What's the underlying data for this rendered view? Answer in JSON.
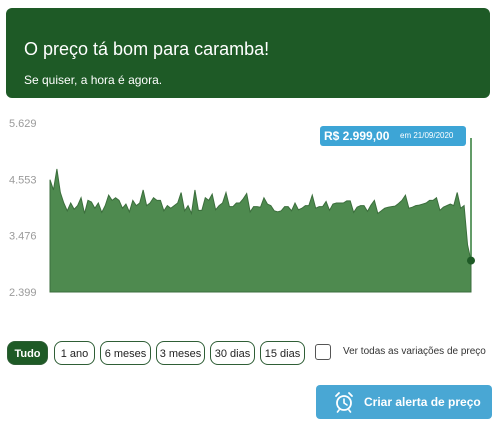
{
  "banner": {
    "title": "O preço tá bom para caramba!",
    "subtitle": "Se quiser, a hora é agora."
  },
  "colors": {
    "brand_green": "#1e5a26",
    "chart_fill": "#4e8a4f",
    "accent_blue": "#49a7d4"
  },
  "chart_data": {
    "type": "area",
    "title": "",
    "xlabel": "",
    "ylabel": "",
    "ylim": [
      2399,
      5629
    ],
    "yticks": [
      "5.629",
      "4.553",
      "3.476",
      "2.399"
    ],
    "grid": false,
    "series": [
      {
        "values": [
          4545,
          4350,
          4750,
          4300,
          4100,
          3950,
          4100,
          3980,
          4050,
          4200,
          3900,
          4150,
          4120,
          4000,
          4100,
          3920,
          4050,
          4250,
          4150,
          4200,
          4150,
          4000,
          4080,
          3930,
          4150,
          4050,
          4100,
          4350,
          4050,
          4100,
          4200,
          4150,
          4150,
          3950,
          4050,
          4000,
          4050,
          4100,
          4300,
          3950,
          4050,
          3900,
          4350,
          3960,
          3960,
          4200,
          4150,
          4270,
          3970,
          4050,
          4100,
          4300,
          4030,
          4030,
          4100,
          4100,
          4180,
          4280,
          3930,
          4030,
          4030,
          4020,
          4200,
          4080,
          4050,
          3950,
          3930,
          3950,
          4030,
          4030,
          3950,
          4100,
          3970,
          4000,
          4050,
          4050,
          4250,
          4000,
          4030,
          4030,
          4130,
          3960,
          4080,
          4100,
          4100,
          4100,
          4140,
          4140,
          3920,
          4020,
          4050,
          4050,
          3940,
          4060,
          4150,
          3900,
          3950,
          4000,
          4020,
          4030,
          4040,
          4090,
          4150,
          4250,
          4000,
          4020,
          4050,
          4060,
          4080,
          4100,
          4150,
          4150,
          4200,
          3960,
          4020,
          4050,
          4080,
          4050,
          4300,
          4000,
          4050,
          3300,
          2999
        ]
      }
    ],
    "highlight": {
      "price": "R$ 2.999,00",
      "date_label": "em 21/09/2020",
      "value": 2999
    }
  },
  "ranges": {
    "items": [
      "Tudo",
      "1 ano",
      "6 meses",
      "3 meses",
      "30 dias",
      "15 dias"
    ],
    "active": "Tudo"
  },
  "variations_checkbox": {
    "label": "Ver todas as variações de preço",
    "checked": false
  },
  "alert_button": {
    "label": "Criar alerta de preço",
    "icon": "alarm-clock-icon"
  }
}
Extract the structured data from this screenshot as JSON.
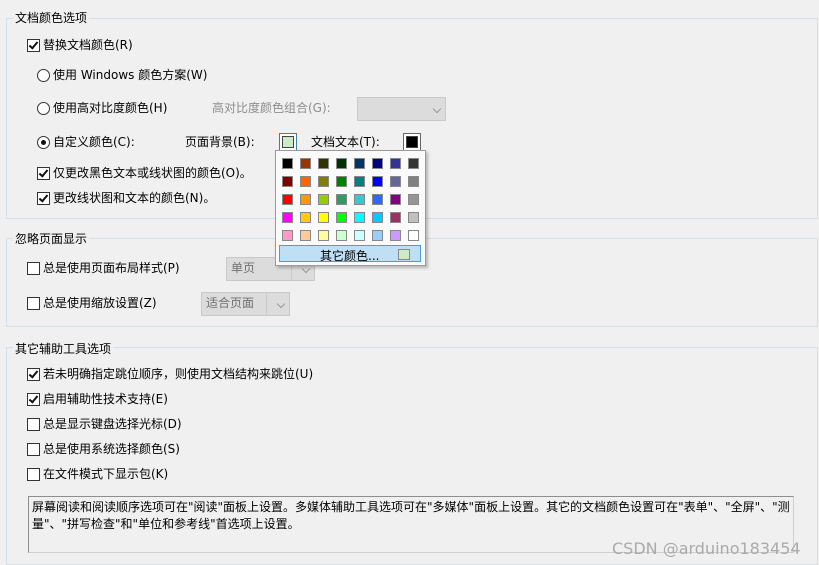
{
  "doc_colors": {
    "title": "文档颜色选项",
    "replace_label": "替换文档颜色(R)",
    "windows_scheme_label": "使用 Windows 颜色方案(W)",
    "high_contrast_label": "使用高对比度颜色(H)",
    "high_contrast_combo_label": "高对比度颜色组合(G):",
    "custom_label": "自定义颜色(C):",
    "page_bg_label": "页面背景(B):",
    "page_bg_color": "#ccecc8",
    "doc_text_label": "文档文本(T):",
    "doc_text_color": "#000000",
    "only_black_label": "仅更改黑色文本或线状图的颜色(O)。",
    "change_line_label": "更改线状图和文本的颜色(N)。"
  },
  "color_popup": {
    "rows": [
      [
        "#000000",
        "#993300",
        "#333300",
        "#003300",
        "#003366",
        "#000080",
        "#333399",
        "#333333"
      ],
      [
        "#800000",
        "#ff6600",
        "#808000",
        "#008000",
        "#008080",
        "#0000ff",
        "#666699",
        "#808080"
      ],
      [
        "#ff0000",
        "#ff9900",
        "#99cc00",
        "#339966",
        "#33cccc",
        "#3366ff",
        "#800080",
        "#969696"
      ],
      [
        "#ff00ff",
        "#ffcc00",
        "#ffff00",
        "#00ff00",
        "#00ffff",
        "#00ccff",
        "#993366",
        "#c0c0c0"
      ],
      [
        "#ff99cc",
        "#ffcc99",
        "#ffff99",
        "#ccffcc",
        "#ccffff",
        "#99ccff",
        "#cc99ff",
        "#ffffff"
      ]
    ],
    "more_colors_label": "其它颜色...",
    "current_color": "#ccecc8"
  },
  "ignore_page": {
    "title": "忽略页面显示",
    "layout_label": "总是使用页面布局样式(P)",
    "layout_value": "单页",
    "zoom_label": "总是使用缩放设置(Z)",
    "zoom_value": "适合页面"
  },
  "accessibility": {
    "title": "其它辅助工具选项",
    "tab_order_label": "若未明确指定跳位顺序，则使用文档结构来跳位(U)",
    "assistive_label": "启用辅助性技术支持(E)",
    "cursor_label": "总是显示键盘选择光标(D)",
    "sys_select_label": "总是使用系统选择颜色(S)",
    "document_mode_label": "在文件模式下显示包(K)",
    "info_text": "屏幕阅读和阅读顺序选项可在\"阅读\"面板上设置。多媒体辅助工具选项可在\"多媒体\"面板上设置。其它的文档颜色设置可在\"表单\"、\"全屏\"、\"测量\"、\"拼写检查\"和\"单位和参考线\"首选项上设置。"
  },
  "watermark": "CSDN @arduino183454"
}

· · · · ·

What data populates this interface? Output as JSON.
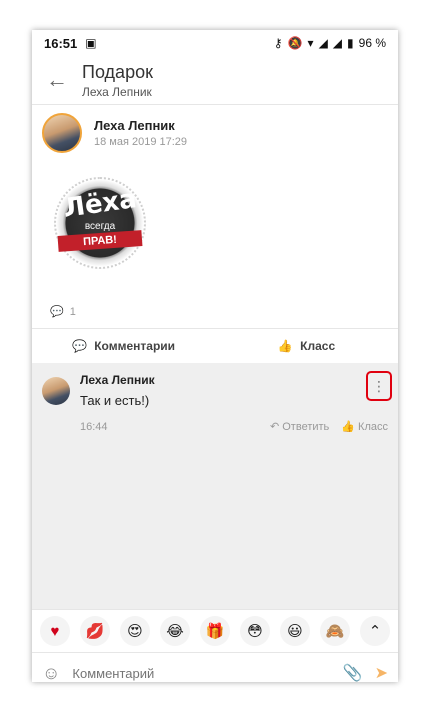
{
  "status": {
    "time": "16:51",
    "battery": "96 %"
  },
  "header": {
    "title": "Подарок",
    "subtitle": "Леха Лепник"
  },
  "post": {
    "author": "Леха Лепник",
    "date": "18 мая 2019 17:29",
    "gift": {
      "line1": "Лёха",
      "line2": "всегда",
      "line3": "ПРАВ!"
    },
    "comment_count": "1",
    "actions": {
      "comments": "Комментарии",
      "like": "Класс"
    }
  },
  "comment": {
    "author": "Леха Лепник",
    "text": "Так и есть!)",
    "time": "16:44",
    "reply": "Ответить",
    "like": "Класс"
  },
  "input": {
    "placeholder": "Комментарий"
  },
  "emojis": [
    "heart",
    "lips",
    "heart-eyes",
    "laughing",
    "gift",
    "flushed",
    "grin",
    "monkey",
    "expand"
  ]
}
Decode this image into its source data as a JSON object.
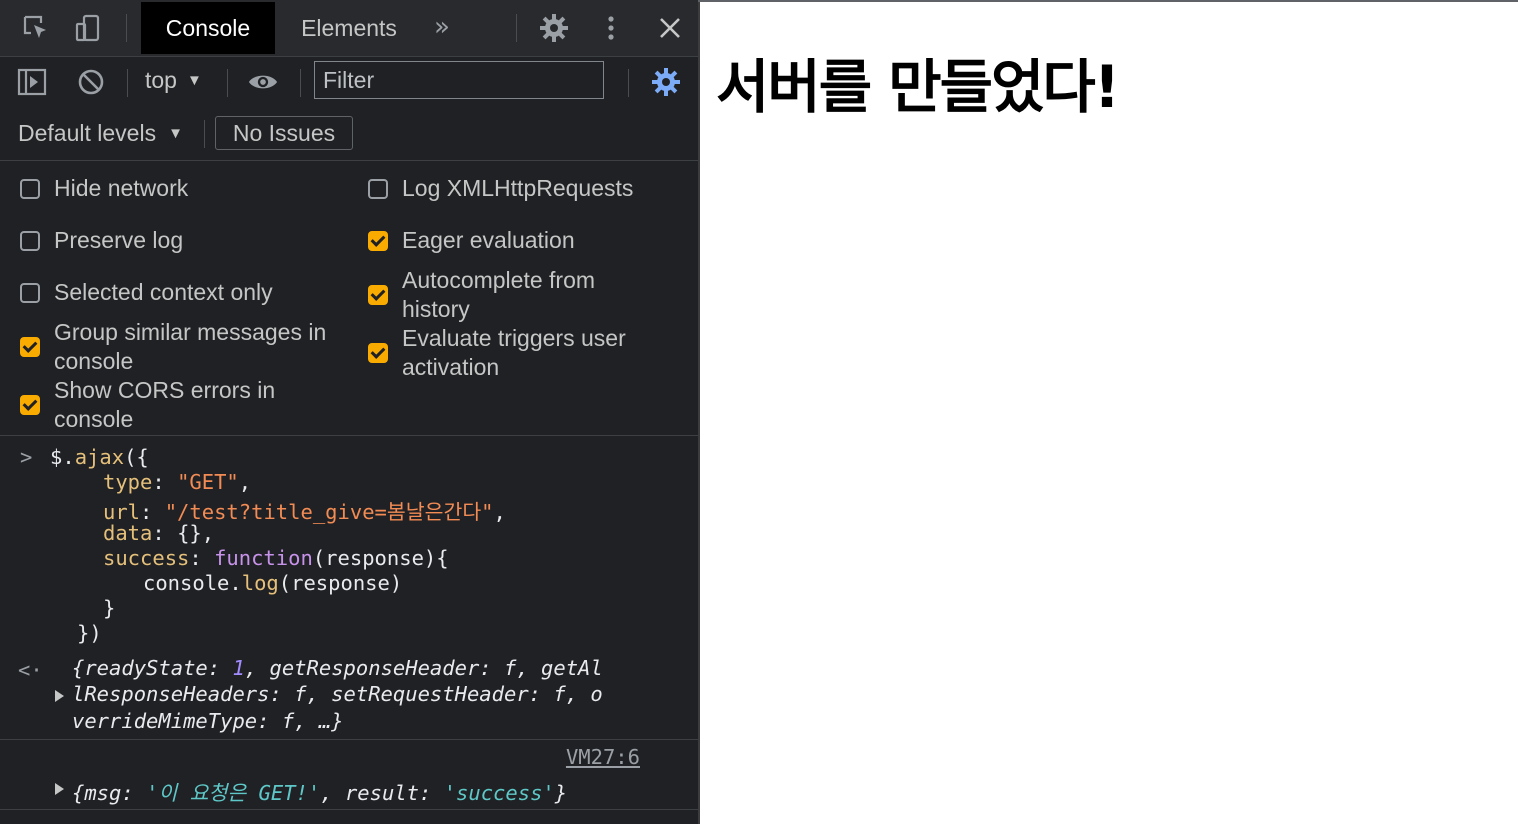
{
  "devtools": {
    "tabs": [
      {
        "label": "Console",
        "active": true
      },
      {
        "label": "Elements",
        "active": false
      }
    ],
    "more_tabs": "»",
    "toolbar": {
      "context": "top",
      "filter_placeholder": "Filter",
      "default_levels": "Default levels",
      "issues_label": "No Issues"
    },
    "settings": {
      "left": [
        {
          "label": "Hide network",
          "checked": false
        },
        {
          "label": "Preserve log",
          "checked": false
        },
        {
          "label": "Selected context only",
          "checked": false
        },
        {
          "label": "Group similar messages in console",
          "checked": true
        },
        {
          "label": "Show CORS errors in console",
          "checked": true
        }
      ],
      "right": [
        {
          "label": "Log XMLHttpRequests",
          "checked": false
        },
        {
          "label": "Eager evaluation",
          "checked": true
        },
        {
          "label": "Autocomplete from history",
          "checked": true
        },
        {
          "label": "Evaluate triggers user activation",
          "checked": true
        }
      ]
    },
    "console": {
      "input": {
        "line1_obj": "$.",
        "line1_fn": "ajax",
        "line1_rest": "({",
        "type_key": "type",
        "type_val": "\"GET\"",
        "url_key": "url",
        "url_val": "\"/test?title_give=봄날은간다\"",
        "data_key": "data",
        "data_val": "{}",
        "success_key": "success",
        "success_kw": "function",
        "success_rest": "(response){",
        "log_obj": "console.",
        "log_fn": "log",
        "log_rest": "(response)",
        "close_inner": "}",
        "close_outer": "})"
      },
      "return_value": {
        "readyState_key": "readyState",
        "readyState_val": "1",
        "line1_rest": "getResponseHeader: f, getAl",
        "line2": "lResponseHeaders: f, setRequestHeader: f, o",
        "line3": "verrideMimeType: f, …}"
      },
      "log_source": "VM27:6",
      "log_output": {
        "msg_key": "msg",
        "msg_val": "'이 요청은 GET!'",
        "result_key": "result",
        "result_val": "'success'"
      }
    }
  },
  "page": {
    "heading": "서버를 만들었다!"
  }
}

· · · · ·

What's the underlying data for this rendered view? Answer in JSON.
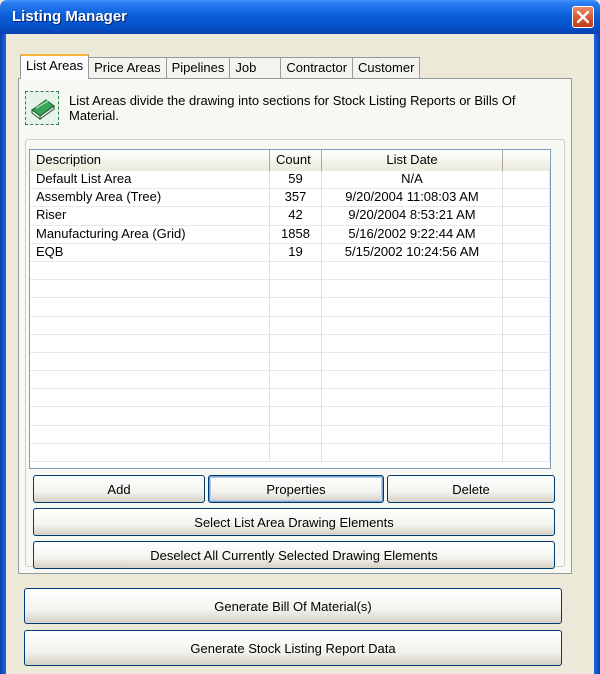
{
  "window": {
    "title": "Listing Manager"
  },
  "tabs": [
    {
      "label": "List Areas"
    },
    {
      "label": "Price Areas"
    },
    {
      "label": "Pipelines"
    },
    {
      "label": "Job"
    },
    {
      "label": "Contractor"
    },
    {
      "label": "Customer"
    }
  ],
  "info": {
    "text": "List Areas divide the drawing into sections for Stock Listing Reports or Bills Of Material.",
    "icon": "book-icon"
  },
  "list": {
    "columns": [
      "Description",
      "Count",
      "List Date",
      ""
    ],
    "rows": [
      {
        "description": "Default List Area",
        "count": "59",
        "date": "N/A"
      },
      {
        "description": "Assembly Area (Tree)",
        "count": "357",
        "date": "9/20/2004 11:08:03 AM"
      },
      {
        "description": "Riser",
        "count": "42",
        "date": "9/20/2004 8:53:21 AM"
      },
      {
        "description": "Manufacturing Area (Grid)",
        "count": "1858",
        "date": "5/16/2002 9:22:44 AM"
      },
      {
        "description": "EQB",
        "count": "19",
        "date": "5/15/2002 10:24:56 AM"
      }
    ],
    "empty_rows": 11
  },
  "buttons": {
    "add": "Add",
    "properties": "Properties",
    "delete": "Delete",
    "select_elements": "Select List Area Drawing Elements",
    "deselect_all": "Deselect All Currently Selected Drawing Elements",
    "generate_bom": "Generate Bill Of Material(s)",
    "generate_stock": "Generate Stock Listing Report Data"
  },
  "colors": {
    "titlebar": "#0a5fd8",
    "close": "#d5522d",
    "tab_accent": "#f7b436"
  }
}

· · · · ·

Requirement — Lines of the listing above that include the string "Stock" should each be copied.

Solved problem —
    "text": "List Areas divide the drawing into sections for Stock Listing Reports or Bills Of Material.",
    "generate_stock": "Generate Stock Listing Report Data"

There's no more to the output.